There is an interesting photo essay about 1965 at “The Atlantic” here. (With a western bias.) It’s a rich year, from a literary perspective too.
There have been four other works by Blais in my stack this month, not published in 1965, which I am counting towards my Canadian Book Challenge reading.
Mad Shadows (1959; Trans. Merloyd Lawrence, 1967)
Her first novel, which exploded onto the literary scene, Mad Shadows feels like a fairy tale, the original kind, before Disney caught hold of Perrault and folded those old stories into dainty origami forms. Some characters are disfigured, others die and every single one is broken-hearted: a mother with a beautiful son and an ugly daughter, with only beauty deserving love and, of course, beauty is transient. “He had lived for so long with mirrors, in front of mirrors, inside mirrors. All his memories were superimposed, as in a nightmare.” In time, the glass is shattered.
The Manuscripts of Pauline Archange (1968; Trans. Derek Coltman, 1969)
Pauline’s story begins in difficulty, where “poverty believes itself invisible as it huddles down against unheated walls”, where the teachers in the convent (where Blais herself was educated) are sometimes kind and inspiring but often resentful and cruel, and where girlhood friends are as likely to die as they are to survive. Where it was “such a long, such a hard business for me to live”. But Pauline observes and creates her escape, through intimate friendships and creativity. Her survival, she thinks “would perhaps be simply in order to go down into that depth of mud and dried leaves to take a last look at all the living and the degenerate dead from whom, more than my birth, more than my life, I had to extract my resurrection”. And, yet, she does survive.

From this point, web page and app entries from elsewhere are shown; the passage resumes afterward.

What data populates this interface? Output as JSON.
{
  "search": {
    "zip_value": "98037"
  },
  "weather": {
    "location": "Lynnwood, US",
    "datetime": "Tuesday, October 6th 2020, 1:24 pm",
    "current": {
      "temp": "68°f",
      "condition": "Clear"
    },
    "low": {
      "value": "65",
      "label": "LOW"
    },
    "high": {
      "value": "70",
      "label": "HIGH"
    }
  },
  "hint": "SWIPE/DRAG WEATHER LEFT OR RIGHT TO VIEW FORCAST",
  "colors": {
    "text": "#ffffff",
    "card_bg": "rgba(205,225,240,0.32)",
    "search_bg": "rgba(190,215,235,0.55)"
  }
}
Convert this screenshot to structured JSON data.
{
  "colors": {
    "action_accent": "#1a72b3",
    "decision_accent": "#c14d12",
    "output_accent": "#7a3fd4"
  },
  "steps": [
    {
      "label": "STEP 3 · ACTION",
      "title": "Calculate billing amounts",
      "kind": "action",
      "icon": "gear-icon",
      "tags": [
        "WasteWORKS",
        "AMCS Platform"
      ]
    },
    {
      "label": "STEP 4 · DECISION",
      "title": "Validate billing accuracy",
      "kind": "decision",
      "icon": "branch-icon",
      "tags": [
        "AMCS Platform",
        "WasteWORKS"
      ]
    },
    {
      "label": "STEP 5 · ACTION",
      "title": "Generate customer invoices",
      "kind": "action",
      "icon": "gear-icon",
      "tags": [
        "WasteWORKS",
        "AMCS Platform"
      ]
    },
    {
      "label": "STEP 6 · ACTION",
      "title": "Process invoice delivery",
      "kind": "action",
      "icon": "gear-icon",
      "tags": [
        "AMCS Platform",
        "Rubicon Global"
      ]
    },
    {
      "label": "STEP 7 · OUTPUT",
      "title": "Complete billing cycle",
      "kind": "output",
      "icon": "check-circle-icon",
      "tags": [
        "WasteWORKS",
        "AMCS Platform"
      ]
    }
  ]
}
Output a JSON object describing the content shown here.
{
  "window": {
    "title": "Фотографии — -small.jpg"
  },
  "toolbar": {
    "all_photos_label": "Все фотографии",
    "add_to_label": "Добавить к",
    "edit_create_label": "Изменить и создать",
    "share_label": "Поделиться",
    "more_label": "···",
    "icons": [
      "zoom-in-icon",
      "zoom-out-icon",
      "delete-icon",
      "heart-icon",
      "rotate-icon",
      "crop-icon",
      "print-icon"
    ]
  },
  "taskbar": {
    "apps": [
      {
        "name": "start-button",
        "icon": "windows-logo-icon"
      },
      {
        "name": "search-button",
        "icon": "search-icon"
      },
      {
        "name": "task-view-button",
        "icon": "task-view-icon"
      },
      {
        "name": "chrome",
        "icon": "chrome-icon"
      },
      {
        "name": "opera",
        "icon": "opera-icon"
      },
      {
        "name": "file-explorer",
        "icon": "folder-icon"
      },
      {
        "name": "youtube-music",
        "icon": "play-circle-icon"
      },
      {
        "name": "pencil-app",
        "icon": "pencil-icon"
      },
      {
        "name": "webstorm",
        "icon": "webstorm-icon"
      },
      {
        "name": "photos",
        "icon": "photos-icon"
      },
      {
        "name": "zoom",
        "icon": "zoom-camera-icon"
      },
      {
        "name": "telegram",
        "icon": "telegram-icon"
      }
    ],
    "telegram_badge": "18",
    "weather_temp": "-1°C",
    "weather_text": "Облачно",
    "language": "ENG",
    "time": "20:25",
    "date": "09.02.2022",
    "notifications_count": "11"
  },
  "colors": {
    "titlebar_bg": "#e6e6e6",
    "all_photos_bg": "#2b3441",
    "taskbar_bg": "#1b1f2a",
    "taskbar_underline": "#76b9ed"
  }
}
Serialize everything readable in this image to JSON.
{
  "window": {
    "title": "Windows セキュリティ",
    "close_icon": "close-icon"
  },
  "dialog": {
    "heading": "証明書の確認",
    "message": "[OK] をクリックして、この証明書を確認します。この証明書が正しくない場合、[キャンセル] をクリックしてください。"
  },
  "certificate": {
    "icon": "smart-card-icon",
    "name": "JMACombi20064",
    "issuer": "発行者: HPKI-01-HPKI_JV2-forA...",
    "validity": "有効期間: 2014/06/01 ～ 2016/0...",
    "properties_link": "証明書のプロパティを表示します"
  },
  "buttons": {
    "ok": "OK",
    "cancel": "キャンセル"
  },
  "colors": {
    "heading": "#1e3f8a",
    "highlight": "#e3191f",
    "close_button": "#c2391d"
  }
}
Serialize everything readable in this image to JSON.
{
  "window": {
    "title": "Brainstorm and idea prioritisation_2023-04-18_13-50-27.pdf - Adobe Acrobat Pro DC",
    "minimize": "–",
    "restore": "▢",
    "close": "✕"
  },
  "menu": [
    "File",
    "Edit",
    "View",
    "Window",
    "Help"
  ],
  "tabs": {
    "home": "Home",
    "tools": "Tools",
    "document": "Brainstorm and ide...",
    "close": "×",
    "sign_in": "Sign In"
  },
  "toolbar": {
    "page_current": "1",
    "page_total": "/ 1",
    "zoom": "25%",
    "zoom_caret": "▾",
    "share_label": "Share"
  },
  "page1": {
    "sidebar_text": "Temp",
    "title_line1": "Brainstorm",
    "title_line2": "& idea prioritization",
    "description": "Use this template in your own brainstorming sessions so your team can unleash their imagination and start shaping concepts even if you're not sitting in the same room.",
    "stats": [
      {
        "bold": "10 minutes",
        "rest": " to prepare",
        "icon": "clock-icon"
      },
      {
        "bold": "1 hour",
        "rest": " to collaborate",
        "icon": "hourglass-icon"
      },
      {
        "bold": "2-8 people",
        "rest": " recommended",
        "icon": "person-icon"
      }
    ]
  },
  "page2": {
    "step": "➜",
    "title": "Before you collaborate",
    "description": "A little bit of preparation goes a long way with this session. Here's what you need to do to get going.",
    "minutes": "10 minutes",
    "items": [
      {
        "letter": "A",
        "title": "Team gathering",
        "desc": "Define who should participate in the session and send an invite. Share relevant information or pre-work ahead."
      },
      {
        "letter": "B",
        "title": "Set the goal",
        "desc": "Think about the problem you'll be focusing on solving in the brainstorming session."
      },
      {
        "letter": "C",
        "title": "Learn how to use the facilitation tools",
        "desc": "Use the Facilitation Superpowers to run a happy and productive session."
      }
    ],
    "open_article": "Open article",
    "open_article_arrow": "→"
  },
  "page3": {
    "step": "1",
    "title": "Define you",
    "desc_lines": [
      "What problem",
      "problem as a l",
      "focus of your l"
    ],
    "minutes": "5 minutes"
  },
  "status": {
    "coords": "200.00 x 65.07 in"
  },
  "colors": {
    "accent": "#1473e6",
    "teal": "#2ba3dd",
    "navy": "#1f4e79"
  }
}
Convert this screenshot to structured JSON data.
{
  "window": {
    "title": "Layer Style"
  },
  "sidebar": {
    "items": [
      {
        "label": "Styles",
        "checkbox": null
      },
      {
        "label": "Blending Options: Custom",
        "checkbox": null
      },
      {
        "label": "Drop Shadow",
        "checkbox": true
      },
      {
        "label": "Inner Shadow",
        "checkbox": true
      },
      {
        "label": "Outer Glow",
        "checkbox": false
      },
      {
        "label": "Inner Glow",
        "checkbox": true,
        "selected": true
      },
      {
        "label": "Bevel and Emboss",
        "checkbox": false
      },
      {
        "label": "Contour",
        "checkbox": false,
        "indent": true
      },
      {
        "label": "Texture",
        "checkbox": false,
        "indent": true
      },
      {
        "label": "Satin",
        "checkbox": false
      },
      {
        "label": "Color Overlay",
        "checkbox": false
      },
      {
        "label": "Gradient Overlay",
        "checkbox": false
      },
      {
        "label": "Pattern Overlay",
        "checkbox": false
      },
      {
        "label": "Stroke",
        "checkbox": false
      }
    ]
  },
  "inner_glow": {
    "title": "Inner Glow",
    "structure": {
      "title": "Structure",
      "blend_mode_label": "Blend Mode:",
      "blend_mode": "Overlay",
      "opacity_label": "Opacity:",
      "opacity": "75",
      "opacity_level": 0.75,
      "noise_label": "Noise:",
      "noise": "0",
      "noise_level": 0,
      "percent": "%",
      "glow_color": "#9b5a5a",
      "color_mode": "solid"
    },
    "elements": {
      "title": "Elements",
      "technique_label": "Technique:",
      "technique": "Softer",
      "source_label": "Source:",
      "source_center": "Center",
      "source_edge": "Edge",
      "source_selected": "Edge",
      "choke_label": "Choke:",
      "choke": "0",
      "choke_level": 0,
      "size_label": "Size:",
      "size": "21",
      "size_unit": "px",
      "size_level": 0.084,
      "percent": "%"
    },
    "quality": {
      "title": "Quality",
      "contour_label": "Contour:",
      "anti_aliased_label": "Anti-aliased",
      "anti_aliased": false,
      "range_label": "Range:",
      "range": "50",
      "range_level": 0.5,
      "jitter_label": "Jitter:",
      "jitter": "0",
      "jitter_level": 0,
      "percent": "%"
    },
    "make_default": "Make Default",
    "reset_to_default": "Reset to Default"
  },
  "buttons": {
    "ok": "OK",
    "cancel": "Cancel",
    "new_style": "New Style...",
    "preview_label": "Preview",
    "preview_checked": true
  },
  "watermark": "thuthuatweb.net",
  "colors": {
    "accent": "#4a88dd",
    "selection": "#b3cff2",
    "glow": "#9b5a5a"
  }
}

St. Lawrence Blues (1973; Trans. Ralph Manheim, 1974)
In her introduction, Margaret Atwood describes this volume as “listening to the many voices of Quebec arguing among themselves”. The characters’ relationships to language are of central importance, reflecting the “colony within a colony within a colony” existence. (The lower classes are “oppressed by the rich French within Quebec and by the English who control both of them, oppressed in their turn by their economic positon via-a-vis the United States”.) The character of Ti-Pit, “Little Nobody”, guides readers through this territory, which is all about voice and character rather than plot, all about surviving rather than thriving. “It was all white and quiet, the wind had stopped whistling, our brothers and sisters were bent over their shovels and we could see boys and girls who seemed to be rowing down the boulevard on their snowshoes.”
Nights in the Underground (1978; Trans. Ray Ellenwood, 1979)
This later novel is preoccupied by answering the question, “But could a woman live by herself for long when everything inside her made her a social outcast?” Geneviève, as artist, recalls the earlier characters of Héloise and Pauline, as she struggles to find a place for herself, to make a space in which her voice can be heard. Meanwhile, relationships with other women take hold and dissolve. “But let her feel suddenly understood and loved and all those other women she suspected were her jailors escape from captivity themselves and quickly gather around to put the finishing touches to her happiness.” This is an atmospheric read, as much about feeling as plot, but still more about character in the end.
These are all the Blais novels I had on my shelves; in the end, I thought I would determine that would be enough of a sample. And it is enough, but only for now. Her focus on women’s lives, the way she peers into dark corners: I plan to explore further in the future.